Brief
The whole listing is to be returned exactly.

┄┄┄┄┄┄┄┄┄┄

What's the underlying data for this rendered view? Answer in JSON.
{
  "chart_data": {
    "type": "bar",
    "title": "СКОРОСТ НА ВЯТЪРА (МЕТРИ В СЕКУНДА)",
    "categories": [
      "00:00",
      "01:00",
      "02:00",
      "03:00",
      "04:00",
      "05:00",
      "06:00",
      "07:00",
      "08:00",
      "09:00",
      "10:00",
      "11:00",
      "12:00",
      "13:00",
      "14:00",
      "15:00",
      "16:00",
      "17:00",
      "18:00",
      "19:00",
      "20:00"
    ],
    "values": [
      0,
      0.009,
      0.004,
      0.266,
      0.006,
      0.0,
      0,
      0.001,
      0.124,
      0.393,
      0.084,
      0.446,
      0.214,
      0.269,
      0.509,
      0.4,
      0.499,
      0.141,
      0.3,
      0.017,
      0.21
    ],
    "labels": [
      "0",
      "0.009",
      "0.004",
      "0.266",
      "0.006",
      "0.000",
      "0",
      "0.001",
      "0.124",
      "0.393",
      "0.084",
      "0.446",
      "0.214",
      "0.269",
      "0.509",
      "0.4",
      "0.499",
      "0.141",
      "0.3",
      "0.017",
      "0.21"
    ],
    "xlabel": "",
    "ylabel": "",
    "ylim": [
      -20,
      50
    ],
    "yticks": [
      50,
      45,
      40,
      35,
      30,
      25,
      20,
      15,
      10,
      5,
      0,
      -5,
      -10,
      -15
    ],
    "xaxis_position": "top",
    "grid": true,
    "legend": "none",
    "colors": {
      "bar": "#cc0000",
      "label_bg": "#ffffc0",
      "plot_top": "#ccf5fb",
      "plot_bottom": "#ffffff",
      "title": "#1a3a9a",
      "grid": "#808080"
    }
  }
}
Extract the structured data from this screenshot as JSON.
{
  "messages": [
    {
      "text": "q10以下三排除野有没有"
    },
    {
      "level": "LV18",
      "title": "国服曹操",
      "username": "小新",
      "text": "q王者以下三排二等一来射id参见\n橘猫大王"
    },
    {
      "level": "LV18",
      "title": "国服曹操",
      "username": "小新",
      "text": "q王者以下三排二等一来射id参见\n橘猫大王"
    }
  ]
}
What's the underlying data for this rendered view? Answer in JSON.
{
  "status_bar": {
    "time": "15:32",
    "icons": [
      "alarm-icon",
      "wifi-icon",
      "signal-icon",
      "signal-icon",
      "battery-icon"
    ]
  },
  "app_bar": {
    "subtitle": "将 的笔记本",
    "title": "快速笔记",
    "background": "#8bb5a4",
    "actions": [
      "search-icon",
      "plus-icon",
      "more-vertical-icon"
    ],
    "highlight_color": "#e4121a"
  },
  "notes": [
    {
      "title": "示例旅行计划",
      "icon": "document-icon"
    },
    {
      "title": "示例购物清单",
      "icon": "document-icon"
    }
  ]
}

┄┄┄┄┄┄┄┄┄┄

Response area
What's the underlying data for this rendered view? Answer in JSON.
{
  "chart_data": {
    "type": "bar",
    "title": "СКОРОСТ НА ВЯТЪРА (МЕТРИ В СЕКУНДА)",
    "categories": [
      "00:00",
      "01:00",
      "02:00",
      "03:00",
      "04:00",
      "05:00",
      "06:00",
      "07:00",
      "08:00",
      "09:00",
      "10:00",
      "11:00",
      "12:00",
      "13:00",
      "14:00",
      "15:00",
      "16:00",
      "17:00",
      "18:00",
      "19:00",
      "20:00"
    ],
    "values": [
      0,
      0.009,
      0.004,
      0.266,
      0.006,
      0.0,
      0,
      0.001,
      0.124,
      0.393,
      0.084,
      0.446,
      0.214,
      0.269,
      0.509,
      0.4,
      0.499,
      0.141,
      0.3,
      0.017,
      0.21
    ],
    "labels": [
      "0",
      "0.009",
      "0.004",
      "0.266",
      "0.006",
      "0.000",
      "0",
      "0.001",
      "0.124",
      "0.393",
      "0.084",
      "0.446",
      "0.214",
      "0.269",
      "0.509",
      "0.4",
      "0.499",
      "0.141",
      "0.3",
      "0.017",
      "0.21"
    ],
    "xlabel": "",
    "ylabel": "",
    "ylim": [
      -20,
      50
    ],
    "yticks": [
      50,
      45,
      40,
      35,
      30,
      25,
      20,
      15,
      10,
      5,
      0,
      -5,
      -10,
      -15
    ],
    "xaxis_position": "top",
    "grid": true,
    "legend": "none",
    "colors": {
      "bar": "#cc0000",
      "label_bg": "#ffffc0",
      "plot_top": "#ccf5fb",
      "plot_bottom": "#ffffff",
      "title": "#1a3a9a",
      "grid": "#808080"
    }
  }
}
Extract the structured data from this screenshot as JSON.
{
  "messages": [
    {
      "text": "q10以下三排除野有没有"
    },
    {
      "level": "LV18",
      "title": "国服曹操",
      "username": "小新",
      "text": "q王者以下三排二等一来射id参见\n橘猫大王"
    },
    {
      "level": "LV18",
      "title": "国服曹操",
      "username": "小新",
      "text": "q王者以下三排二等一来射id参见\n橘猫大王"
    }
  ]
}
What's the underlying data for this rendered view? Answer in JSON.
{
  "status_bar": {
    "time": "15:32",
    "icons": [
      "alarm-icon",
      "wifi-icon",
      "signal-icon",
      "signal-icon",
      "battery-icon"
    ]
  },
  "app_bar": {
    "subtitle": "将 的笔记本",
    "title": "快速笔记",
    "background": "#8bb5a4",
    "actions": [
      "search-icon",
      "plus-icon",
      "more-vertical-icon"
    ],
    "highlight_color": "#e4121a"
  },
  "notes": [
    {
      "title": "示例旅行计划",
      "icon": "document-icon"
    },
    {
      "title": "示例购物清单",
      "icon": "document-icon"
    }
  ]
}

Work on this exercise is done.